━━━ Supplied records
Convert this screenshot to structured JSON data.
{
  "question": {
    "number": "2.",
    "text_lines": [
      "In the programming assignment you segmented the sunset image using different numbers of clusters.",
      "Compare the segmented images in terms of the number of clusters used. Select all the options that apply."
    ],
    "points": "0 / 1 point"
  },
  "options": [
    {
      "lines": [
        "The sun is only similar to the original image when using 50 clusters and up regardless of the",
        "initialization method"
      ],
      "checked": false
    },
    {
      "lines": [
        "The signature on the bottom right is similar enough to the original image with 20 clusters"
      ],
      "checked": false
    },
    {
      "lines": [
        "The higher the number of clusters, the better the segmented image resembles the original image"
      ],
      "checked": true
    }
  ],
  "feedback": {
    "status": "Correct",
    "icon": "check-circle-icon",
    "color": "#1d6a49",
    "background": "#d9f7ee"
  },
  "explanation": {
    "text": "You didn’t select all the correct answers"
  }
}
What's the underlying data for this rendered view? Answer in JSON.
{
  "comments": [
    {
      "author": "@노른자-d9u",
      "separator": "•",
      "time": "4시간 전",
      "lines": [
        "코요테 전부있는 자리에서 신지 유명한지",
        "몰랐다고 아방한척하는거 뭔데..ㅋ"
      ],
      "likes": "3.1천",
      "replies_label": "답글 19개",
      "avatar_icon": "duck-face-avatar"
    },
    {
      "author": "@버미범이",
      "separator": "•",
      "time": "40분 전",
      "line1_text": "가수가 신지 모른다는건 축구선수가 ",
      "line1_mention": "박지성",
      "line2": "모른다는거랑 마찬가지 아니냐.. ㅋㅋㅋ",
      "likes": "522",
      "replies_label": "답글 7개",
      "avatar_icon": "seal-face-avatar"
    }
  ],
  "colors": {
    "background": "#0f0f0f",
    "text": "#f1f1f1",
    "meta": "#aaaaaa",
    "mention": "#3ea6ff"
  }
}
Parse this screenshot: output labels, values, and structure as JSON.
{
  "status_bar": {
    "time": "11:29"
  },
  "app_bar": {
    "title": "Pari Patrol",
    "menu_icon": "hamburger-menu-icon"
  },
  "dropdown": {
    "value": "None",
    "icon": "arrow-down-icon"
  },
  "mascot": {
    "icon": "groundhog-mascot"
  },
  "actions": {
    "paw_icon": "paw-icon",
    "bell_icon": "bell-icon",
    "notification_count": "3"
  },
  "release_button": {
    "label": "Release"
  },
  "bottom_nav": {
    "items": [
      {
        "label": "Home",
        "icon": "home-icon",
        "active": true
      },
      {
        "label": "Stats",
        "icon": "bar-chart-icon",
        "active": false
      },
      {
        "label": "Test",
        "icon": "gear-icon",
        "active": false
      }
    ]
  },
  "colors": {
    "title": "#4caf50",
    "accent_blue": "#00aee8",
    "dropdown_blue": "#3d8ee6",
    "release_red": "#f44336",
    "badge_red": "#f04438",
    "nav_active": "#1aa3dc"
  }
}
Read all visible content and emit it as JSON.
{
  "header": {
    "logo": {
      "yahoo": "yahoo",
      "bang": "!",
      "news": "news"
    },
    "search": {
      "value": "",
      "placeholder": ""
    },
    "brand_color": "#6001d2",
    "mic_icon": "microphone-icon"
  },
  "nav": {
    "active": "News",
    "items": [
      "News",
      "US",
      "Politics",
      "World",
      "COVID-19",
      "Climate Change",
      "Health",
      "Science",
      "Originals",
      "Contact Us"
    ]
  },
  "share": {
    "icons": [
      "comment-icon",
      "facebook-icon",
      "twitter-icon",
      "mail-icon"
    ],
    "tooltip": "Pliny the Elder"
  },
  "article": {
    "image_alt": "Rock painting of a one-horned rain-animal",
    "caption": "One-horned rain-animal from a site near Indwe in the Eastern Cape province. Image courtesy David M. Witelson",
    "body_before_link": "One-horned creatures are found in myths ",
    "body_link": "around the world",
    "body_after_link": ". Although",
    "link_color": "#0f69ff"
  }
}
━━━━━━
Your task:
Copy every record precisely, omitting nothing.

Solution:
Convert this screenshot to structured JSON data.
{
  "question": {
    "number": "2.",
    "text_lines": [
      "In the programming assignment you segmented the sunset image using different numbers of clusters.",
      "Compare the segmented images in terms of the number of clusters used. Select all the options that apply."
    ],
    "points": "0 / 1 point"
  },
  "options": [
    {
      "lines": [
        "The sun is only similar to the original image when using 50 clusters and up regardless of the",
        "initialization method"
      ],
      "checked": false
    },
    {
      "lines": [
        "The signature on the bottom right is similar enough to the original image with 20 clusters"
      ],
      "checked": false
    },
    {
      "lines": [
        "The higher the number of clusters, the better the segmented image resembles the original image"
      ],
      "checked": true
    }
  ],
  "feedback": {
    "status": "Correct",
    "icon": "check-circle-icon",
    "color": "#1d6a49",
    "background": "#d9f7ee"
  },
  "explanation": {
    "text": "You didn’t select all the correct answers"
  }
}
What's the underlying data for this rendered view? Answer in JSON.
{
  "comments": [
    {
      "author": "@노른자-d9u",
      "separator": "•",
      "time": "4시간 전",
      "lines": [
        "코요테 전부있는 자리에서 신지 유명한지",
        "몰랐다고 아방한척하는거 뭔데..ㅋ"
      ],
      "likes": "3.1천",
      "replies_label": "답글 19개",
      "avatar_icon": "duck-face-avatar"
    },
    {
      "author": "@버미범이",
      "separator": "•",
      "time": "40분 전",
      "line1_text": "가수가 신지 모른다는건 축구선수가 ",
      "line1_mention": "박지성",
      "line2": "모른다는거랑 마찬가지 아니냐.. ㅋㅋㅋ",
      "likes": "522",
      "replies_label": "답글 7개",
      "avatar_icon": "seal-face-avatar"
    }
  ],
  "colors": {
    "background": "#0f0f0f",
    "text": "#f1f1f1",
    "meta": "#aaaaaa",
    "mention": "#3ea6ff"
  }
}
Parse this screenshot: output labels, values, and structure as JSON.
{
  "status_bar": {
    "time": "11:29"
  },
  "app_bar": {
    "title": "Pari Patrol",
    "menu_icon": "hamburger-menu-icon"
  },
  "dropdown": {
    "value": "None",
    "icon": "arrow-down-icon"
  },
  "mascot": {
    "icon": "groundhog-mascot"
  },
  "actions": {
    "paw_icon": "paw-icon",
    "bell_icon": "bell-icon",
    "notification_count": "3"
  },
  "release_button": {
    "label": "Release"
  },
  "bottom_nav": {
    "items": [
      {
        "label": "Home",
        "icon": "home-icon",
        "active": true
      },
      {
        "label": "Stats",
        "icon": "bar-chart-icon",
        "active": false
      },
      {
        "label": "Test",
        "icon": "gear-icon",
        "active": false
      }
    ]
  },
  "colors": {
    "title": "#4caf50",
    "accent_blue": "#00aee8",
    "dropdown_blue": "#3d8ee6",
    "release_red": "#f44336",
    "badge_red": "#f04438",
    "nav_active": "#1aa3dc"
  }
}
Read all visible content and emit it as JSON.
{
  "header": {
    "logo": {
      "yahoo": "yahoo",
      "bang": "!",
      "news": "news"
    },
    "search": {
      "value": "",
      "placeholder": ""
    },
    "brand_color": "#6001d2",
    "mic_icon": "microphone-icon"
  },
  "nav": {
    "active": "News",
    "items": [
      "News",
      "US",
      "Politics",
      "World",
      "COVID-19",
      "Climate Change",
      "Health",
      "Science",
      "Originals",
      "Contact Us"
    ]
  },
  "share": {
    "icons": [
      "comment-icon",
      "facebook-icon",
      "twitter-icon",
      "mail-icon"
    ],
    "tooltip": "Pliny the Elder"
  },
  "article": {
    "image_alt": "Rock painting of a one-horned rain-animal",
    "caption": "One-horned rain-animal from a site near Indwe in the Eastern Cape province. Image courtesy David M. Witelson",
    "body_before_link": "One-horned creatures are found in myths ",
    "body_link": "around the world",
    "body_after_link": ". Although",
    "link_color": "#0f69ff"
  }
}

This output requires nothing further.